WORK ITEM> Find every line with the string "icon" in the material below and copy it.
******
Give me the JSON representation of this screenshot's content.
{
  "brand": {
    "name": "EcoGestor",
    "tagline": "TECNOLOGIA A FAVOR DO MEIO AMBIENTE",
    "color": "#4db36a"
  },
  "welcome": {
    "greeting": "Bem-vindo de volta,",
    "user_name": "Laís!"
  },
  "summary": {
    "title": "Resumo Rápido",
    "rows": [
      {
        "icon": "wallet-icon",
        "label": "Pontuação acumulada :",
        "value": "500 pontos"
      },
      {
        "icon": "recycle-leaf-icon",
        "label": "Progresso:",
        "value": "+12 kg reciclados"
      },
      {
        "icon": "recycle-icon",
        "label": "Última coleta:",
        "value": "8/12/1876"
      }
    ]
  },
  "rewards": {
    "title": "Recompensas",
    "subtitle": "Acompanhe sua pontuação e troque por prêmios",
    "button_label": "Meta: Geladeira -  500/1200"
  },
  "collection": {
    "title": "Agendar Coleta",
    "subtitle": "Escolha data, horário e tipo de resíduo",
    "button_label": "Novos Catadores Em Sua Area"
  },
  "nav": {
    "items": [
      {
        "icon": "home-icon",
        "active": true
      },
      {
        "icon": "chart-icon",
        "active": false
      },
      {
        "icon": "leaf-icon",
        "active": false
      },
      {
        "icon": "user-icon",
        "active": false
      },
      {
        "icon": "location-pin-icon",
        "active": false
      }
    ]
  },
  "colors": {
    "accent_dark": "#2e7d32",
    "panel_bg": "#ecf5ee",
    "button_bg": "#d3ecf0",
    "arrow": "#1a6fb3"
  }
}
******
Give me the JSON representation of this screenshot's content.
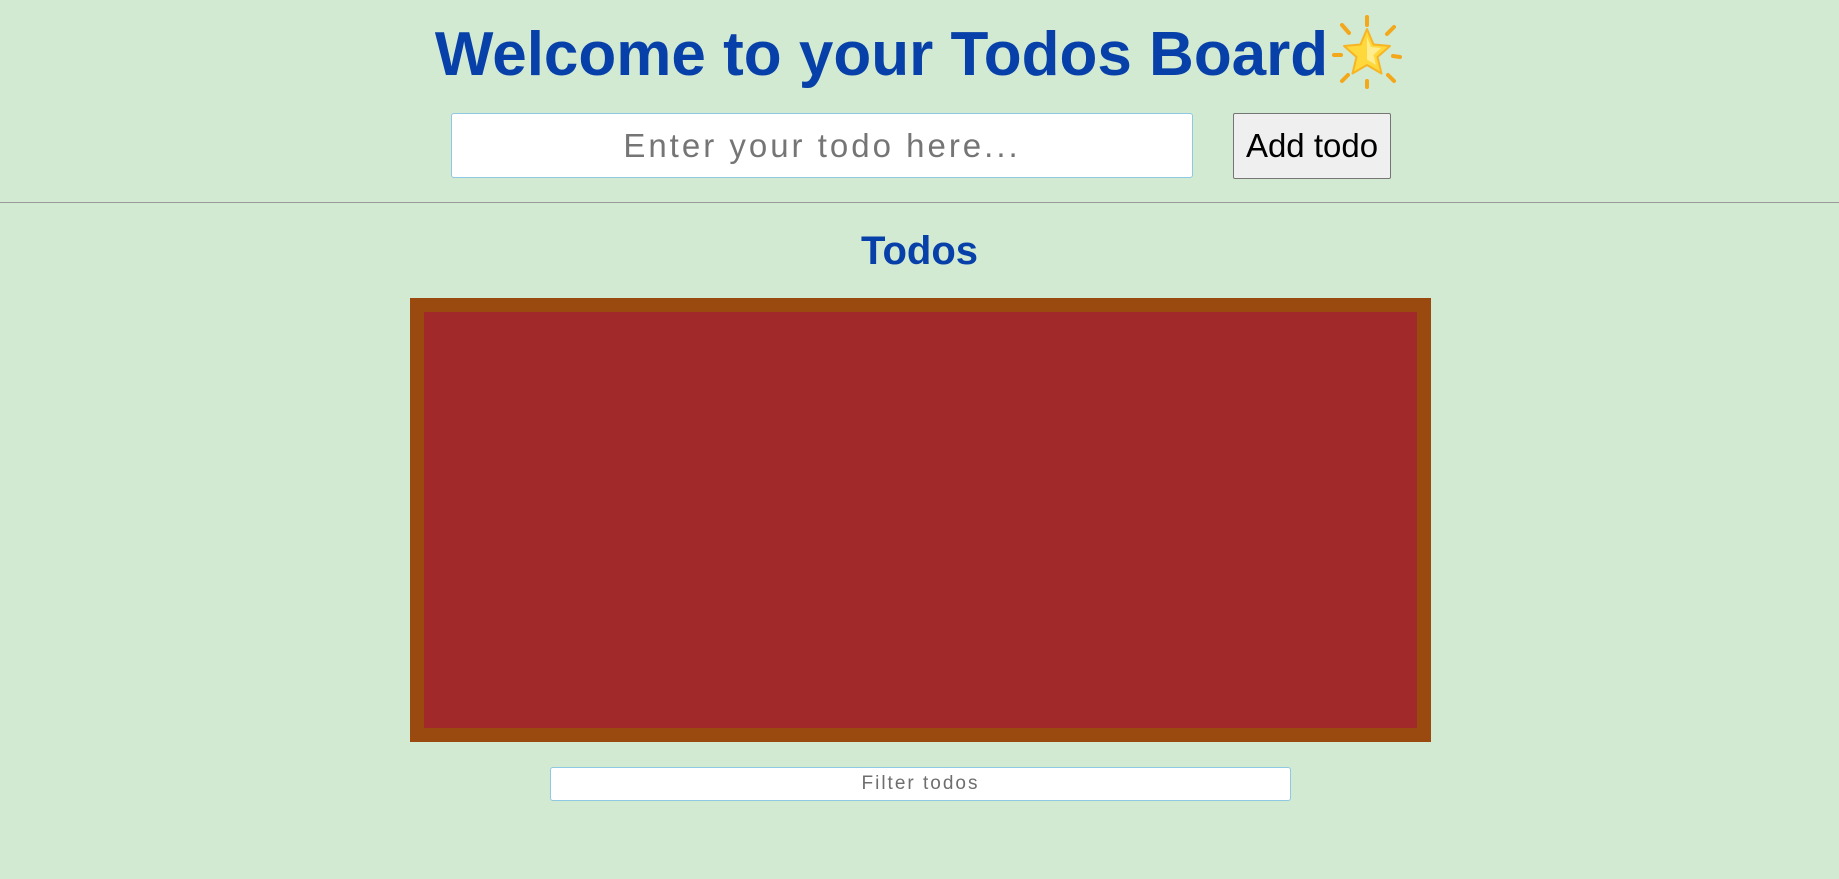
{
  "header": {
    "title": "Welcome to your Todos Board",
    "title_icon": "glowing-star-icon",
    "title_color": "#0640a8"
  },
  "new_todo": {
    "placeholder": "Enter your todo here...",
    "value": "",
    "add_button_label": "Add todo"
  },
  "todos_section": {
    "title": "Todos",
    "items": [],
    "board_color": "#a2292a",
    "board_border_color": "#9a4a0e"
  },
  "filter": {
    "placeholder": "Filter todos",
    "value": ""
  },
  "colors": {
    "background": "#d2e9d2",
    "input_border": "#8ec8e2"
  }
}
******
WRITTEN SOLUTION>
        "icon": "wallet-icon",
        "icon": "recycle-leaf-icon",
        "icon": "recycle-icon",
        "icon": "home-icon",
        "icon": "chart-icon",
        "icon": "leaf-icon",
        "icon": "user-icon",
        "icon": "location-pin-icon",
    "title_icon": "glowing-star-icon",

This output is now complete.